Her first assignment to us was to, in the hour of the class, recall a pivotal image in our mind of another artist, and then make an image to follow the image as the completion of a diptych. I chose an image from Mary Ellen Mark's Falkland Road, because I have been revisiting this work lately--its color, its shameless vulgar masculinity, its astounding access to this secret secret world. I look at it a lot too because I've lately been taken with a woman from India, so ideas of arranged marriage are coming up for me.
There's a lot more to Mary Ellen's series besides overt hating on men; there's a lot of masculine femininity and feminine masculinity, grotesque intimacy and cultural violence, and exploration of sex as a commodity and as an animalistic norm. Mostly the pictures speak for themselves. 
My other interest in Falkland Road comes as a way for me to seek some sort of understanding of machismo culture. Today I am angry as I realize how masculine this neighborhood, Bay Ridge, is. I don't think its an accident that I now call Bay Ridge home.
So I chose to make a screenshot of a text message with this woman I've been so obsessive (does obsession approach hatred ever), enmeshed with.

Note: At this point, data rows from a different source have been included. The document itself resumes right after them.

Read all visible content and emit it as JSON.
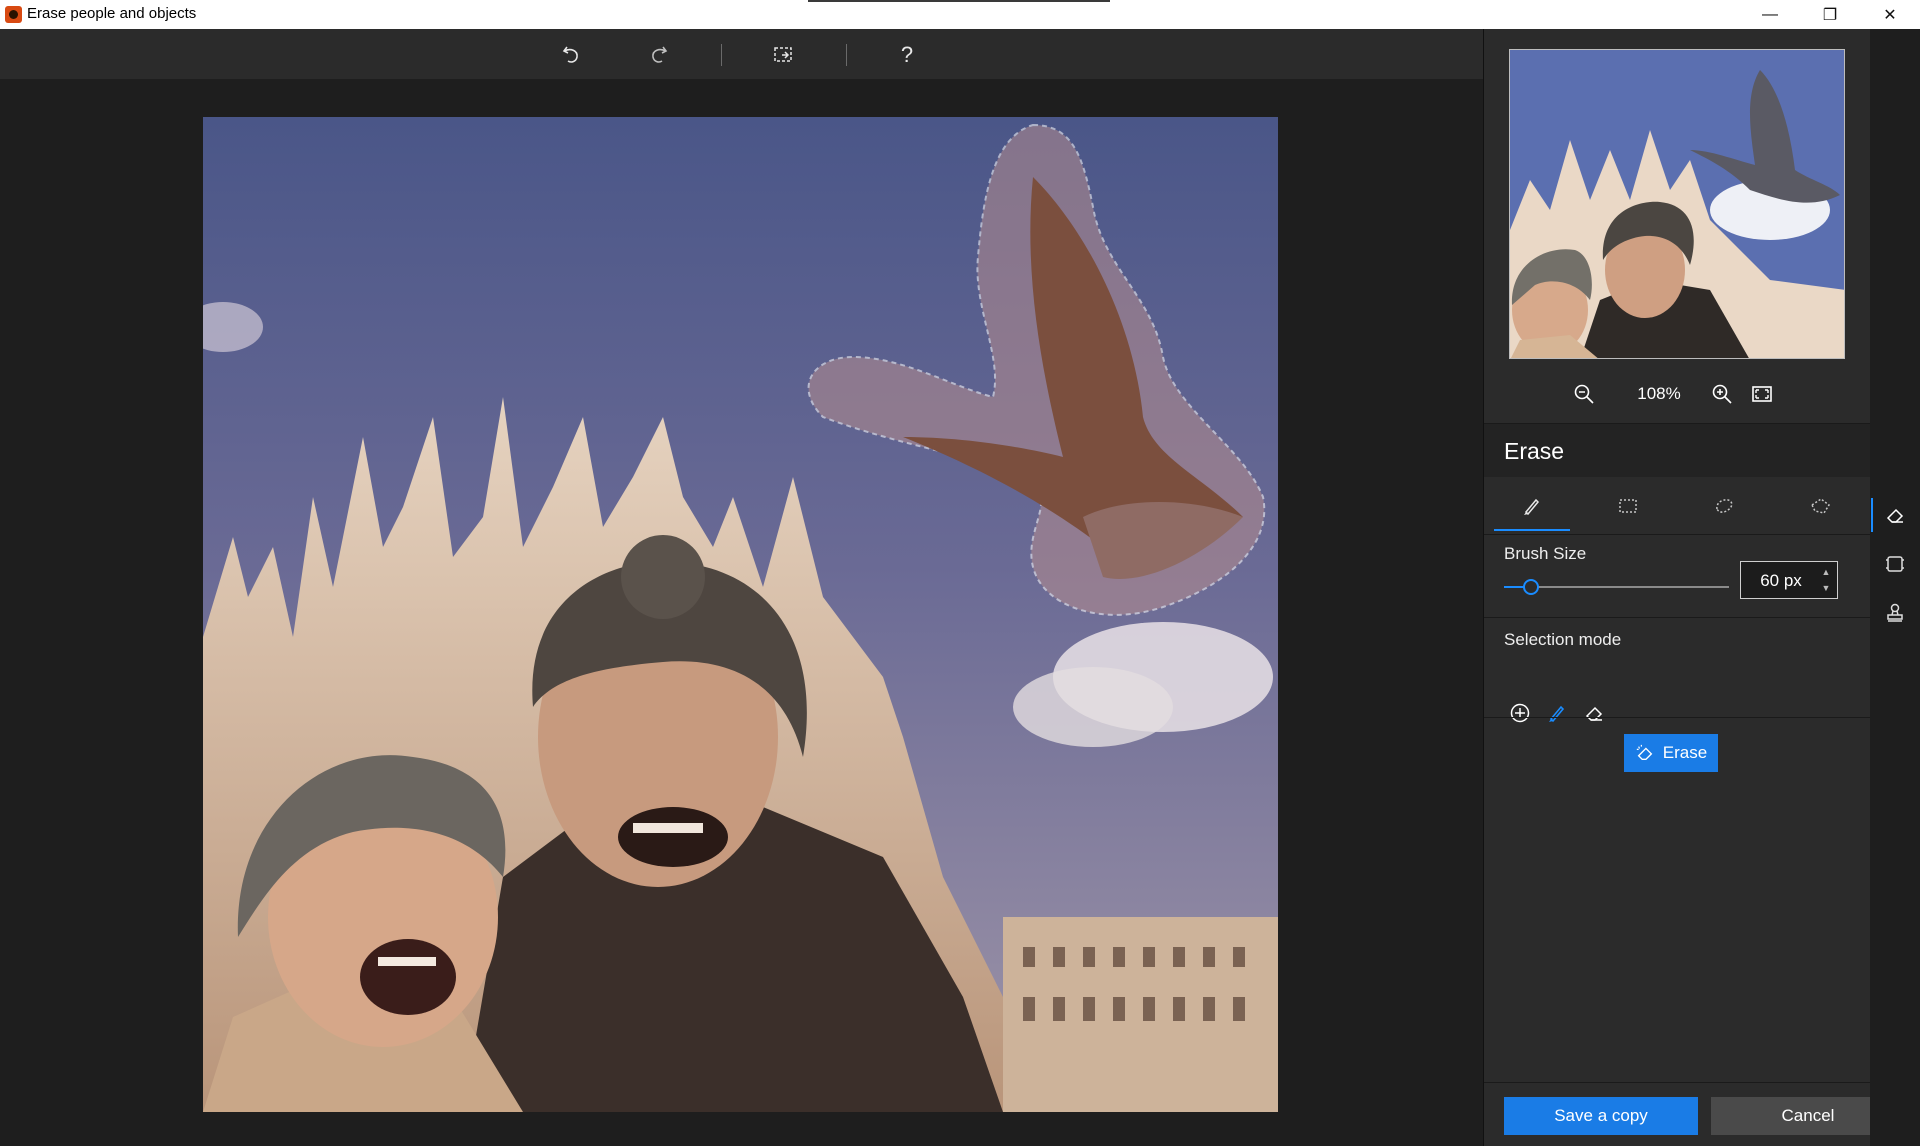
{
  "window": {
    "title": "Erase people and objects",
    "minimize_glyph": "—",
    "maximize_glyph": "❐",
    "close_glyph": "✕"
  },
  "toolbar": {
    "undo_icon": "undo-icon",
    "redo_icon": "redo-icon",
    "compare_icon": "compare-icon",
    "help_label": "?"
  },
  "preview": {
    "zoom_level": "108%",
    "zoom_out_icon": "zoom-out-icon",
    "zoom_in_icon": "zoom-in-icon",
    "fit_icon": "fit-to-screen-icon"
  },
  "panel": {
    "section_title": "Erase",
    "tools": [
      {
        "icon": "brush-icon",
        "active": true
      },
      {
        "icon": "rectangle-select-icon",
        "active": false
      },
      {
        "icon": "lasso-icon",
        "active": false
      },
      {
        "icon": "polygon-lasso-icon",
        "active": false
      }
    ],
    "brush_size_label": "Brush Size",
    "brush_size_value": "60 px",
    "brush_size_fraction": 0.12,
    "selection_mode_label": "Selection mode",
    "selection_modes": [
      "add-icon",
      "brush-icon",
      "eraser-icon"
    ],
    "erase_button_label": "Erase"
  },
  "footer": {
    "save_label": "Save a copy",
    "cancel_label": "Cancel"
  },
  "rail": {
    "items": [
      "eraser-icon",
      "crop-icon",
      "stamp-icon"
    ],
    "active_index": 0
  },
  "colors": {
    "accent": "#1a7ce6",
    "panel_bg": "#2b2b2b",
    "canvas_bg": "#1e1e1e"
  }
}
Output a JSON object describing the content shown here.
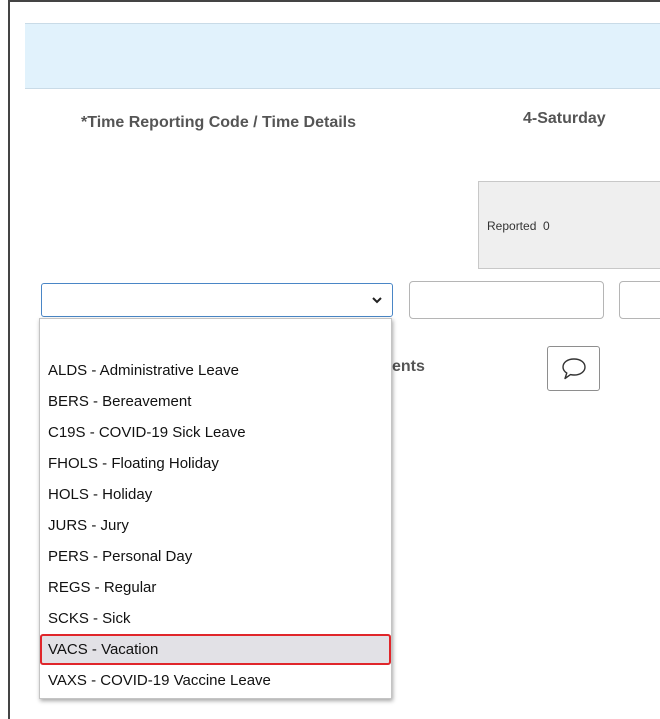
{
  "header": {
    "trc_column": "*Time Reporting Code / Time Details",
    "day_column": "4-Saturday"
  },
  "summary": {
    "reported_label": "Reported",
    "reported_value": "0"
  },
  "comments": {
    "label_fragment": "ents"
  },
  "dropdown": {
    "selected_value": "",
    "options": [
      {
        "label": "ALDS - Administrative Leave"
      },
      {
        "label": "BERS - Bereavement"
      },
      {
        "label": "C19S - COVID-19 Sick Leave"
      },
      {
        "label": "FHOLS - Floating Holiday"
      },
      {
        "label": "HOLS - Holiday"
      },
      {
        "label": "JURS - Jury"
      },
      {
        "label": "PERS - Personal Day"
      },
      {
        "label": "REGS - Regular"
      },
      {
        "label": "SCKS - Sick"
      },
      {
        "label": "VACS - Vacation"
      },
      {
        "label": "VAXS - COVID-19 Vaccine Leave"
      }
    ],
    "highlighted_label": "VACS - Vacation",
    "highlight_color": "#e0262b"
  },
  "colors": {
    "band": "#e1f2fc",
    "select_border": "#4a86c6"
  },
  "icons": [
    "chevron-down-icon",
    "speech-bubble-icon"
  ]
}
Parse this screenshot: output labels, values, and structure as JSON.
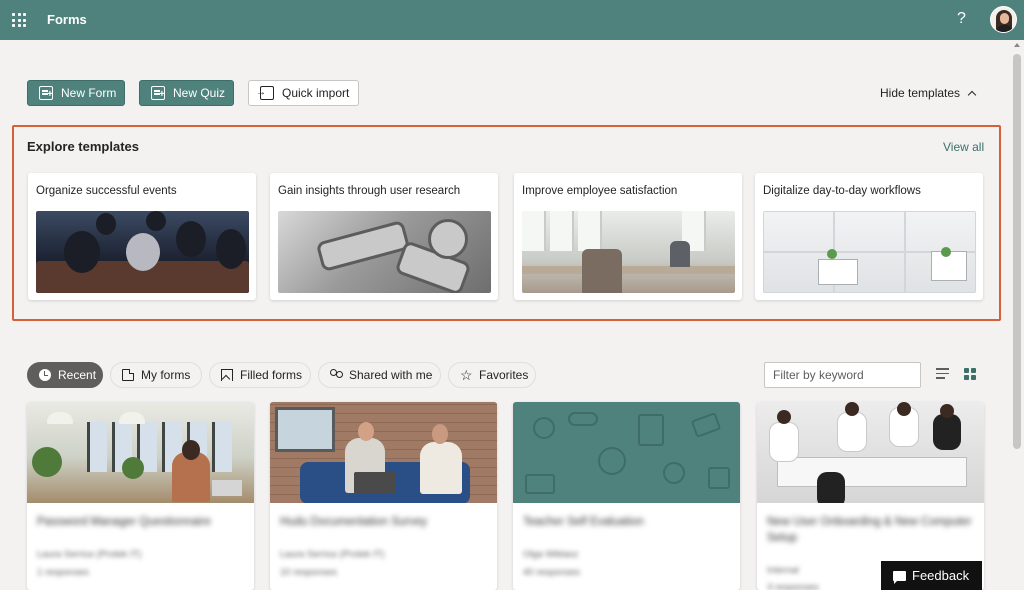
{
  "header": {
    "app_name": "Forms",
    "help_label": "?",
    "bar_color": "#4f827d"
  },
  "actions": {
    "new_form": "New Form",
    "new_quiz": "New Quiz",
    "quick_import": "Quick import",
    "hide_templates": "Hide templates"
  },
  "templates": {
    "title": "Explore templates",
    "view_all": "View all",
    "cards": [
      {
        "label": "Organize successful events"
      },
      {
        "label": "Gain insights through user research"
      },
      {
        "label": "Improve employee satisfaction"
      },
      {
        "label": "Digitalize day-to-day workflows"
      }
    ]
  },
  "filters": {
    "tabs": [
      {
        "label": "Recent",
        "active": true
      },
      {
        "label": "My forms",
        "active": false
      },
      {
        "label": "Filled forms",
        "active": false
      },
      {
        "label": "Shared with me",
        "active": false
      },
      {
        "label": "Favorites",
        "active": false
      }
    ],
    "search_placeholder": "Filter by keyword",
    "view_mode": "grid"
  },
  "forms": [
    {
      "title": "Password Manager Questionnaire",
      "owner": "Laura Serrius (Protek IT)",
      "responses": "1 responses"
    },
    {
      "title": "Hudu Documentation Survey",
      "owner": "Laura Serrius (Protek IT)",
      "responses": "10 responses"
    },
    {
      "title": "Teacher Self Evaluation",
      "owner": "Olga Wiklasz",
      "responses": "40 responses"
    },
    {
      "title": "New User Onboarding & New Computer Setup",
      "owner": "Internal",
      "responses": "3 responses"
    }
  ],
  "feedback": {
    "label": "Feedback"
  },
  "colors": {
    "accent": "#4f827d",
    "highlight_border": "#d5603a",
    "link": "#3b6f6a"
  }
}
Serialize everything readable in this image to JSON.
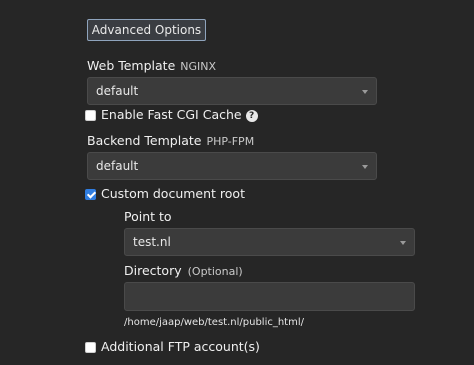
{
  "advanced_button": "Advanced Options",
  "web_template": {
    "label": "Web Template",
    "sub": "NGINX",
    "value": "default"
  },
  "fast_cgi": {
    "label": "Enable Fast CGI Cache",
    "checked": false
  },
  "backend_template": {
    "label": "Backend Template",
    "sub": "PHP-FPM",
    "value": "default"
  },
  "custom_docroot": {
    "label": "Custom document root",
    "checked": true
  },
  "point_to": {
    "label": "Point to",
    "value": "test.nl"
  },
  "directory": {
    "label": "Directory",
    "optional": "(Optional)",
    "value": "",
    "path_hint": "/home/jaap/web/test.nl/public_html/"
  },
  "additional_ftp": {
    "label": "Additional FTP account(s)",
    "checked": false
  },
  "colors": {
    "accent": "#2f7de1",
    "background": "#262626",
    "field": "#3b3b3b"
  }
}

The screenshot, for one, serves as this new type of documentary for me. The two images together explore the dichotomy between the immediate sexual and the thought out, helpless idealization of love, as well as the clash between my experience of being an American Lesbian and the experience of being a woman in India.  Also to note, it is very interesting to look at how one thing can be so removed from us when it is across the world from us, yet another thing so menial can be so intense, so comparing the image of the text with the MEM image explores the scale of intensity. When I look at Falkland Road, I feel a sadness rooted in my lack of understanding of this experience, and when I look at the texts that have ensued over the past month, I feel gutted. 

Sunday, September 11, 2011